What is Gypsum Board?

Gypsum Board is also called Drywall, Gyp Board, Rock Lath or Sheetrock. With paper on both sides and a gypsum plaster center, the gypsum board product gained popularity because of ease of installation, compared to plastering. Skilled drywall mechanics achieve reasonably plumb, square and true walls quickly.

The traditional gypsum board panel size was 4′ x 8′. But many more options are now readily available. Lengths of 10′ and 12′ are now common, as are 4′ – 6″ width, which are used for 9′ – 0″ ceiling heights. Type X gypsum board varies from regular gypsum board because Type X has noncombustible fibers added to the gypsum to improve fire resistance.

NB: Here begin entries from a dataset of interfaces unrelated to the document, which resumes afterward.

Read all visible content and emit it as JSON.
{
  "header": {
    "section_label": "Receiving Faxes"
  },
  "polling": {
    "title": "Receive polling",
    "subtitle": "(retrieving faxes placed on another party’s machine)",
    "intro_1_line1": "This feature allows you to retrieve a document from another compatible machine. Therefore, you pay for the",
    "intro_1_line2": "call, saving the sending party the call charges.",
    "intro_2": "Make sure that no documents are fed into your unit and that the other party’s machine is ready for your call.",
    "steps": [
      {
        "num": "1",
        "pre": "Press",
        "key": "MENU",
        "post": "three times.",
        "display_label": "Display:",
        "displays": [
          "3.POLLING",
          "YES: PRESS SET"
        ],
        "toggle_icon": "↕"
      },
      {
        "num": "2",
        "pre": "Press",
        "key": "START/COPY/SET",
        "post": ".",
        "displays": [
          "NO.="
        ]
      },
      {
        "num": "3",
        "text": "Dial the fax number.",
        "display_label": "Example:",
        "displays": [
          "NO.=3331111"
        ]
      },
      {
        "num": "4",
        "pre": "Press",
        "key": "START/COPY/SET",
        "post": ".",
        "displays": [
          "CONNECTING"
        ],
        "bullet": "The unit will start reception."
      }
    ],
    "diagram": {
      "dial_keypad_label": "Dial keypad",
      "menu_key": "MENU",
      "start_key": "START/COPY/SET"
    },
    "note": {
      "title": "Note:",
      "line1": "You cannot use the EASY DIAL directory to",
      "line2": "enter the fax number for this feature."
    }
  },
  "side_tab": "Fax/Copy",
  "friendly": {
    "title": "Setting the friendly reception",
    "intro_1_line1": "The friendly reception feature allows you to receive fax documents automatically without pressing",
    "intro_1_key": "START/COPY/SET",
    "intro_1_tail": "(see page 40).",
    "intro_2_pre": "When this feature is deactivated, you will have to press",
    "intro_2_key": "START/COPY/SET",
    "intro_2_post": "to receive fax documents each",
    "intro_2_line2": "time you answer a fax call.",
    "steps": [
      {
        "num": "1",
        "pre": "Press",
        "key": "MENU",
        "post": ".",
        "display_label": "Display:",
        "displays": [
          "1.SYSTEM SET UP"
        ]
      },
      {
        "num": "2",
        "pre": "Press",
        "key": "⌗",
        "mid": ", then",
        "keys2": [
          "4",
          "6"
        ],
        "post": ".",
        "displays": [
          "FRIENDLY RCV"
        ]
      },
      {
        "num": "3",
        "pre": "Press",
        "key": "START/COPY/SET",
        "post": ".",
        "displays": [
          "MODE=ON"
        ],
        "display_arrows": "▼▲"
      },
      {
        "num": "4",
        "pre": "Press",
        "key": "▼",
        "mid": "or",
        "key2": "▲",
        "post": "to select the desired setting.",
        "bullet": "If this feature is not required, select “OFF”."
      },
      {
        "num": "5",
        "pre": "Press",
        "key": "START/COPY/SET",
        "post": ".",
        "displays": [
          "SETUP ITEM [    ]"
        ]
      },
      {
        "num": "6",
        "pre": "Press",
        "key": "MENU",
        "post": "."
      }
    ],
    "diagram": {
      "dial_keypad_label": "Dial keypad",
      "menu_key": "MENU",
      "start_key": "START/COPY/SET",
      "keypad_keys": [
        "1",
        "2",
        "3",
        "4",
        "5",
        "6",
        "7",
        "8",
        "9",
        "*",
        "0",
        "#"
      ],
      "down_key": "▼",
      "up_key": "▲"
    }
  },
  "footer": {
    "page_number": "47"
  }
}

The tapered edges along the length of the gypsum board allows drywall finishing compound to be placed without creating much of a raised surface between the adjacent boards. Due to these tapered edges, a more true (or straight) wall can be built. Since the ends of gypsum board are not tapered but are square, it’s desirable to eliminate end butt joints when possible. When building rooms with dimensions 12′ or smaller, gypsum board can be hung horizontally (4′ wide boards for an 8′ ceiling height and 4′ – 6″ wide boards for a 9′ ceiling height) with the appropriate length board to not have any butt joints. Even in larger rooms, hanging the gypsum board horizontally has become more popular, because the butt joints can be staggered, which seems to create less of a visibly noticeable joint.